Workers Compensation: Addressing Your Medical Needs


Any employee who experiences a serious injury on the job will most likely have their medical needs addressed through their state's workers compensation program. For this reason, it's essential for employees who are covered by workers compensation to know as much as possible about how that program deals with health issues. The following article explores this important topic.

What is Covered

The first thing that workers need to know is whether their medical treatment will be covered by the program. It all depends on whether the injury is work-related. A work-related injury is one that happens during the course of an employee's duties for their employer. Typically, this means an accident or event that happens at the job site, but some exceptions exist. For example, if you are on official business for your employer and a driver crashes into your car, you would most likely be covered.

An injury or medical condition does not have to be due to an accident to be covered. If you develop a repetitive injury, such as carpal tunnel syndrome, because of your job function, workers compensation might pay for your medical treatment.

A key point to remember is that your injury might not be covered if you were at fault or doing something that was not job-related. For example, if you fall and injure yourself at work because you were inebriated, the program will probably not pay your medical bills.

Treating Doctor

The so-called "treating doctor" is the physician who is assigned to care for your injuries and monitor your progress during the course of your recovery. Naturally, you will want to choose your own treating doctor, but whether this is possible depends on the laws of your state. Some states will allow you to select your own doctor, although usually, you must make your choice from a list of pre-approved physicians.

Other states allow the employer to select the treating doctor, which is generally an advantage to the employer, who may have a close working relationship with that particular provider. When a treating doctor works closely with a company or employer, they could have an interest in downplaying your injuries so as to keep your medical bills to a minimum. This would be to your employer's advantage because it could help them avoid higher workers compensation insurance rates.

Fortunately, in many cases where the employer chooses the treating physician, you have the right to change doctors as long as you follow the relevant rules for doing so.

For some injured workers, getting the workers compensation program to pay all of their necessary health care costs can be difficult, as employers often challenge employees who file for workers compensation. These employers will take the case to a workers compensation board which makes the final decision. You definitely do not want to deal with this situation without excellent legal assistance. For more information about this issue, consult with an experienced workers compensation attorney near you.

For more information on workers compensation services, contact a professional near you.


21 October 2022

The Important Role of the General Attorney

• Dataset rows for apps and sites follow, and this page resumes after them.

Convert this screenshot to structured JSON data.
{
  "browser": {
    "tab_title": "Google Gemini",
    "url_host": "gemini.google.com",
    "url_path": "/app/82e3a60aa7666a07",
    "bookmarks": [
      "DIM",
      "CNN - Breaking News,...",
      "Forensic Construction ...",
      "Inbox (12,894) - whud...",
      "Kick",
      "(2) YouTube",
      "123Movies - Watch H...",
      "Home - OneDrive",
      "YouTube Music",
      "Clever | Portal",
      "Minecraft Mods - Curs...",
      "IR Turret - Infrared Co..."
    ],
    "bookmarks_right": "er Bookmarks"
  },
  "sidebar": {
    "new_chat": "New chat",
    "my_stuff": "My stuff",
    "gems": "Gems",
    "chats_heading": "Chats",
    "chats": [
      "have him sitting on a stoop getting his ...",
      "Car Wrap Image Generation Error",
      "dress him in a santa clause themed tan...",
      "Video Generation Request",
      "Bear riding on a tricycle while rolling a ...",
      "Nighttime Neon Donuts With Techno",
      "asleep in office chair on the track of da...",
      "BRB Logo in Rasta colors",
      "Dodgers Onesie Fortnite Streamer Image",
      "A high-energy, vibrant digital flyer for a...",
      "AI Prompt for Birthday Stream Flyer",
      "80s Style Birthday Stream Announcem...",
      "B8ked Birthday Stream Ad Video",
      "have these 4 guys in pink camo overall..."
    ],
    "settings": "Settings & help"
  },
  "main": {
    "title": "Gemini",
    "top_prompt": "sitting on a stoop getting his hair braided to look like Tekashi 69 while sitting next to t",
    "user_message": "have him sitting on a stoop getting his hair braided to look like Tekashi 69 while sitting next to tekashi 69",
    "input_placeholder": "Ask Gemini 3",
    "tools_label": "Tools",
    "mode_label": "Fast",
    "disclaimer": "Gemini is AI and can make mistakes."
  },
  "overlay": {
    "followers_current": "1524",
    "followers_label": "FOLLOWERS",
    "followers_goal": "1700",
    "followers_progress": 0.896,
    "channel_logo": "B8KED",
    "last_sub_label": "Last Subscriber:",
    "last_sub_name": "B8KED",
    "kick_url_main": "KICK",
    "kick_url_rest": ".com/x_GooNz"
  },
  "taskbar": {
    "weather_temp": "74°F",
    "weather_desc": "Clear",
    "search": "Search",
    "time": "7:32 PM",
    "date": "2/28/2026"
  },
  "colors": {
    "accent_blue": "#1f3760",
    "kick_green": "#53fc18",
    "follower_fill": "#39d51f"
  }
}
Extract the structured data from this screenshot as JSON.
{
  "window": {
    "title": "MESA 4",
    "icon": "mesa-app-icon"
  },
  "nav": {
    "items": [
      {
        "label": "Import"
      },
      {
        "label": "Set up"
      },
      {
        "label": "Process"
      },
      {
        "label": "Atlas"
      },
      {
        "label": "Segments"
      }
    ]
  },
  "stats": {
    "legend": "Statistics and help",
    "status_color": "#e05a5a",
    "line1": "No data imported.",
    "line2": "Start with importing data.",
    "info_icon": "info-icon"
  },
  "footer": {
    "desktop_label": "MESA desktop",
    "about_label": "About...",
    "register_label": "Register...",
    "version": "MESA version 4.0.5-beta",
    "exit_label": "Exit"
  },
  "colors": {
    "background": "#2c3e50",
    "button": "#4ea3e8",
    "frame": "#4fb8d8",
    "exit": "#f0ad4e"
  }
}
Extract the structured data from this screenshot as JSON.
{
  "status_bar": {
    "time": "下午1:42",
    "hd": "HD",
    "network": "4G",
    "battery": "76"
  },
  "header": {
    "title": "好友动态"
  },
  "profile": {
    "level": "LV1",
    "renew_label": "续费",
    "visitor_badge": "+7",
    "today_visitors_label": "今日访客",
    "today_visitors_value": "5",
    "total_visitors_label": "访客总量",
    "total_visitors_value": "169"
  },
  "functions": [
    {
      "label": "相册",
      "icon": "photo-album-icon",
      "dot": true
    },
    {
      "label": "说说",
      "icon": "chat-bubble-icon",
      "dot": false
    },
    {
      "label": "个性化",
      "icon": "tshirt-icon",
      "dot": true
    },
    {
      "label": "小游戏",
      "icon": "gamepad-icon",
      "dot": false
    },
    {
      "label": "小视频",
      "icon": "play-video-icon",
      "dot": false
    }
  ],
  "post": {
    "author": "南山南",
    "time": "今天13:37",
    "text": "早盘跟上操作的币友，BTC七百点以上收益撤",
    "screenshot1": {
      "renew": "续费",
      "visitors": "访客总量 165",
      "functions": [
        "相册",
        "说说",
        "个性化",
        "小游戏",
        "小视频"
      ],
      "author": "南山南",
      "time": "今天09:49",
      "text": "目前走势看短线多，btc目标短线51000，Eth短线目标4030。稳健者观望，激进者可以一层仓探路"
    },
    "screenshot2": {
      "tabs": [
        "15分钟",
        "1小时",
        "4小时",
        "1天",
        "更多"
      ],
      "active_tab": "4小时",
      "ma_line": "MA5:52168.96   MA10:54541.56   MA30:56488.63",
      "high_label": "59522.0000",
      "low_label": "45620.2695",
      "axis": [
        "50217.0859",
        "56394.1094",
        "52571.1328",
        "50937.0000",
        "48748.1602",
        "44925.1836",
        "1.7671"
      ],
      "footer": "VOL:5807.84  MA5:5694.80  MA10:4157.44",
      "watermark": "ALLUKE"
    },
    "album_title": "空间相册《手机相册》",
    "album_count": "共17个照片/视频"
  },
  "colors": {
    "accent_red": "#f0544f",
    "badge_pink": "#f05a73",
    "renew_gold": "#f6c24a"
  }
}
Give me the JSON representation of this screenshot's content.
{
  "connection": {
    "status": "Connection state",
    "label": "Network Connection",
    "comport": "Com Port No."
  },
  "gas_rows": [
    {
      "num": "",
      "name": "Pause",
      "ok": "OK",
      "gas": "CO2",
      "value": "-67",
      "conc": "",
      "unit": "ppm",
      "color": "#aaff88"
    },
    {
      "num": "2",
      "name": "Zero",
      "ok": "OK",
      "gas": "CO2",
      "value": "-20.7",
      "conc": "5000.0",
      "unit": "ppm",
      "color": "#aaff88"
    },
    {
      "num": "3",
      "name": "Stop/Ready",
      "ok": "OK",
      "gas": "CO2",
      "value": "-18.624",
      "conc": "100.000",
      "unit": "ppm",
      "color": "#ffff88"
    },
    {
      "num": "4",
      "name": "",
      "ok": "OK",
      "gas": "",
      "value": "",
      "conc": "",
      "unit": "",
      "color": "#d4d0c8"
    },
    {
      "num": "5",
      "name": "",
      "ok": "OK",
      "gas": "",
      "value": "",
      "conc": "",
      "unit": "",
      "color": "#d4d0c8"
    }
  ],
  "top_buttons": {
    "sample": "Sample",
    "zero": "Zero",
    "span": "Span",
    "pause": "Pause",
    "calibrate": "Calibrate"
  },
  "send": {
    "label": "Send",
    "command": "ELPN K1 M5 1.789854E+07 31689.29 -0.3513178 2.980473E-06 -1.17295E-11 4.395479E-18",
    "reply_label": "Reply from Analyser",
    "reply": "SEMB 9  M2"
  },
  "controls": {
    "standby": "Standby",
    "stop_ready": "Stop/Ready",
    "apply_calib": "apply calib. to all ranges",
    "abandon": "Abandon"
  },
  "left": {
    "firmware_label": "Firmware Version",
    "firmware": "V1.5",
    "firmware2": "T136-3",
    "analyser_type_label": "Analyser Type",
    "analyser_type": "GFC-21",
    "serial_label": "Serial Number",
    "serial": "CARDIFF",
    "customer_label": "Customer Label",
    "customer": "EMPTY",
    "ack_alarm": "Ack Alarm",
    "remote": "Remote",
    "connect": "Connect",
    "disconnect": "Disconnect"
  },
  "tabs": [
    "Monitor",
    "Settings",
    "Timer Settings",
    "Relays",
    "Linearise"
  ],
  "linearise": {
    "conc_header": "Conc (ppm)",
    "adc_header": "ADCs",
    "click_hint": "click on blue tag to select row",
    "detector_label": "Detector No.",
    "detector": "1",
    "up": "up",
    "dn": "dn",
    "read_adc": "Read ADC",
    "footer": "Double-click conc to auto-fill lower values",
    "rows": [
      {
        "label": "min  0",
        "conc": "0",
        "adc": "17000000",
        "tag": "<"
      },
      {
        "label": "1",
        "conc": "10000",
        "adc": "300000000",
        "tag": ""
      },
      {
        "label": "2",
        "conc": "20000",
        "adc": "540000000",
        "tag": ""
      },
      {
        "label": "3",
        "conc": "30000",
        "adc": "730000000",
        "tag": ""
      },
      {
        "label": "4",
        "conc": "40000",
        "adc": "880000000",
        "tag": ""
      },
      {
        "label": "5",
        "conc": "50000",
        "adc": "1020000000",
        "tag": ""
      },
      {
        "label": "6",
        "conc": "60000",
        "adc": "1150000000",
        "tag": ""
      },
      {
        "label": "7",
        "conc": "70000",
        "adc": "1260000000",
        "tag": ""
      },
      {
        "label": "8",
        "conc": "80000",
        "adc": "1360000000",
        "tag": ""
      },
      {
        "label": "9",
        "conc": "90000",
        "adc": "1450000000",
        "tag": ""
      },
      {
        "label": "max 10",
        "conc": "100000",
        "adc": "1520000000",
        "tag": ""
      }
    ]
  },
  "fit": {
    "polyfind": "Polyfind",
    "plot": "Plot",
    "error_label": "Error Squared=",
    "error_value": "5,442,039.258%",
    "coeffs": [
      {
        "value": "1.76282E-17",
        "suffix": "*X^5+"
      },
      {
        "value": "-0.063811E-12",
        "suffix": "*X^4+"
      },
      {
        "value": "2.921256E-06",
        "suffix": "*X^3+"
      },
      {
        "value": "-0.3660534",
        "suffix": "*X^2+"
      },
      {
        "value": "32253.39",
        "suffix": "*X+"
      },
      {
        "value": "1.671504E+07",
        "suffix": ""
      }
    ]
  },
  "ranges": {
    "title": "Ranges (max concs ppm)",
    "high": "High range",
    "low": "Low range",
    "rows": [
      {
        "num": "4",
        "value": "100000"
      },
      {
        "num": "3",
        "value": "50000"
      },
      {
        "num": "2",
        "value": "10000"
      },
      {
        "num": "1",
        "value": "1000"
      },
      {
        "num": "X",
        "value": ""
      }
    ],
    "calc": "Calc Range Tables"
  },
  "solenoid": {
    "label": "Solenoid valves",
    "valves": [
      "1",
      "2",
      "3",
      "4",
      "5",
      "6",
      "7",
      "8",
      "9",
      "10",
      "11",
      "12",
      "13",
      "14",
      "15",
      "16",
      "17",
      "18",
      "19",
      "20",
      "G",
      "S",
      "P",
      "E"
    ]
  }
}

Like many other people, I admire the important tasks lawyers take on every day. I’m amazed at how knowledgeable general attorneys are about a variety of subjects. These professionals can accomplish many complicated jobs seamlessly, such as representing a client in a civil lawsuit, assisting a business with a merger, and acting on a client’s behalf in a medical malpractice lawsuit. Besides creating detailed legal briefs, they must argue their clients’ cases in court in front of a judge, jurors, and others. On this blog, I hope you will discover how crucial general attorneys are to this country’s legal system.